Days on Market

Do the "Days on Market" gauge more than how long a house has been on the market?

What does it really Mean?

There are several things I look at after narrowing a search of homes or investment property to look at. Once I have narrowed my search using the simple search criteria of the number of bedrooms, location and price range, I try to gauge the motivation of the seller to see where my offer should be.  There are a few indicators that might give me a clue: how long the house has been on the marketthe history of the listing and who the owner is.

DOM , and CDOM.  DOM (Days on market) is a stat that indicates how long the subject has been on the market uninterrupted. CDOM is a cumulative number that will encompass the past two years of days on market, whether consecutive or not.

When I study the history of the property listed I can learn how many times it has been listed, what the price changes have been, if any, and who the listing agent(s) have been. If I dive a bit further into the history I can discover who the owners are and have been, what building permits (hence permitted improvements) have been done, and if there have been other transfers (like to an estate). I can also see if the home is homesteaded (which means the home is probably owner occupied).

There are number of reasons,  none mutually exclusive, that can cause a house to be on the market for a long time.   For your  reference, our market hit a low median CDOM of 115 days back in April, 2009. Our current  median CDOM is 162. (June 2017)

1.      Current market conditions.  (Low demand, interest rate hikes, poor economy, etc).  If there is downward price pressure as there is today, sellers are slow to react to the pressure and properties may languish on the market.

2.      The home is not easy to show to prospective buyers.

a.      Tenant occupied

b.      Too much advance notice required

c.      The agent does not answer his phone or otherwise makes the home difficult to show.

By the way. No joke on point 2C above. I show a large number of homes every week.  I’ll pick 6 homes in a day to see. I’ll get no return phone call from at least 1. Last week I actually had an agent call me back FIVE days later. My client already offered on another home.  Another agent was out of the country and had no one covering for him.  Talk to any good agent and they will confirm that the lack of response from some agents is endemic. (Please don’t pick an agent because he only has a few listings and will not be too busy to handle yours.

 

3.      The home is under renovation or is being built. In this case there are a number stages that the home is viewed in and the long DOM will not indicate that 90 days ago it was a shell home and now it is completed for example.

4.      The home shows poorly. Dark, cluttered, tenant occupied, pet smells, poor maintenance, owners don’t leave during a showing, poor staging or no staging at all; these are some of a long list of showing s mistakes that are easily cured.

5.      Poor presentation on websites, poor pictures. For a few hundred dollars, a professional photographer can light up and record the property so it will draw more prospects.
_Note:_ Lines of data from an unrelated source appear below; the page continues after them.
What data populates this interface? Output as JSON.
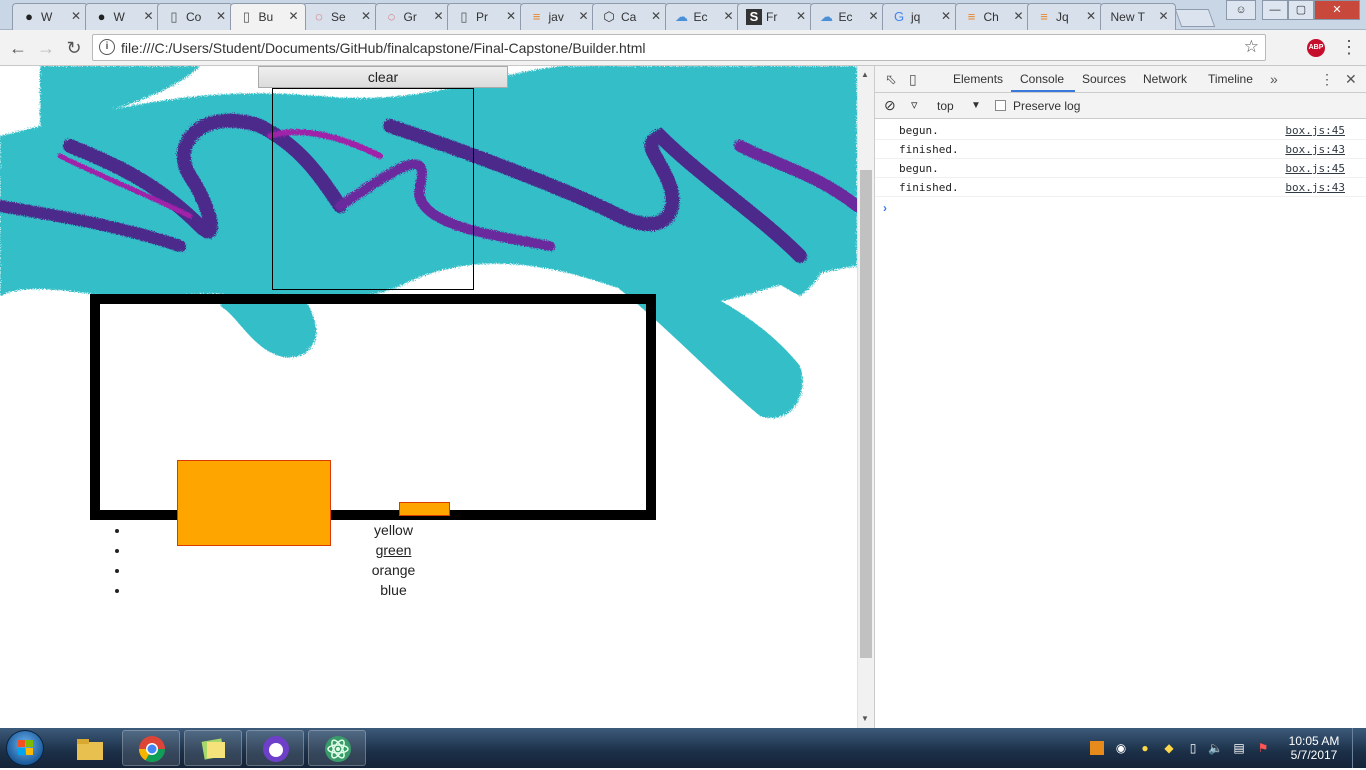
{
  "browser": {
    "tabs": [
      {
        "title": "W",
        "icon": "github-icon"
      },
      {
        "title": "W",
        "icon": "github-icon"
      },
      {
        "title": "Co",
        "icon": "page-icon"
      },
      {
        "title": "Bu",
        "icon": "page-icon",
        "active": true
      },
      {
        "title": "Se",
        "icon": "opera-icon"
      },
      {
        "title": "Gr",
        "icon": "opera-icon"
      },
      {
        "title": "Pr",
        "icon": "page-icon"
      },
      {
        "title": "jav",
        "icon": "stackoverflow-icon"
      },
      {
        "title": "Ca",
        "icon": "codepen-icon"
      },
      {
        "title": "Ec",
        "icon": "cloud-icon"
      },
      {
        "title": "Fr",
        "icon": "s-icon"
      },
      {
        "title": "Ec",
        "icon": "cloud-icon"
      },
      {
        "title": "jq",
        "icon": "google-icon"
      },
      {
        "title": "Ch",
        "icon": "stackoverflow-icon"
      },
      {
        "title": "Jq",
        "icon": "stackoverflow-icon"
      },
      {
        "title": "New T",
        "icon": ""
      }
    ],
    "url": "file:///C:/Users/Student/Documents/GitHub/finalcapstone/Final-Capstone/Builder.html",
    "extensions": [
      {
        "label": "ABP",
        "color": "#c70d2c"
      },
      {
        "label": "",
        "color": "#e0452b"
      }
    ]
  },
  "page": {
    "clear_label": "clear",
    "colors": [
      "yellow",
      "green",
      "orange",
      "blue"
    ],
    "box_fill": "#ffa500",
    "box_border": "#d83a00"
  },
  "devtools": {
    "tabs": [
      "Elements",
      "Console",
      "Sources",
      "Network",
      "Timeline"
    ],
    "active_tab": "Console",
    "context": "top",
    "preserve_log": "Preserve log",
    "logs": [
      {
        "message": "begun.",
        "source": "box.js:45"
      },
      {
        "message": "finished.",
        "source": "box.js:43"
      },
      {
        "message": "begun.",
        "source": "box.js:45"
      },
      {
        "message": "finished.",
        "source": "box.js:43"
      }
    ]
  },
  "taskbar": {
    "time": "10:05 AM",
    "date": "5/7/2017"
  }
}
A video will also help.

6.      The home is not financeable. Either it will not pass a four point inspection or it will not qualify for FHA financing for other reasons ( like it is in a non-warrantable condominium complex). This will limit the prospects.

7.      Location not in a convenient location to show. This is especially true there are a larger number homes that compete price-wise. In fact, all these points are MORE critical when there is competition, Realtors and prospects see the homes that are easy to see.

8.      Price is too high.  Simple. But I like to see programmed price reductions every 30 days. It will give an indication to prospects  that the seller is motivated. You or your agent should shop the competition in your price range regularly to keep updated. In fact before I list a property I will look at all homes that my prospects will look at when they see my listing in order to determine the nest listing price.

9.      Seller Motivation. Most agents dis-like taking a listing from someone that just wants to “test the market”, after all they only get paid to sell. But long days on the market may mean that the seller is not motivated to negotiate.

10.   Seller paid too much for his home. “But I can’t take less, after all I paid $200,000”. I often ask these l clients if they got the house for free would they give it away?  Of course, not, the market sets the price not the cost. You could also label this one as Unreasonable Expectations. By the way did you know that is is unethical for a Realtor to take a listing that is knowingly over priced without informing the seller of his professional opinion about the price?

11.   The house is unique and appeals to fewer buyers.  All comps show the house is priced right, but the style or layout of the house may only appeal to a limited number of buyers.

Properties that are new to the market, on the other hand, may be less negotiable. If you have been stalking a certain  neighborhood and you already know what you want and see it come up on you hot sheet, you will know if the price is right. Don’t wait.

I mentioned it helps to know who the owner is, this is because different owners may have gauge-able  motivations. A bank owned property versus an investor, versus and long time o home owner.

Have a great summer and good shopping. Please let m,e know if I can help

Gregg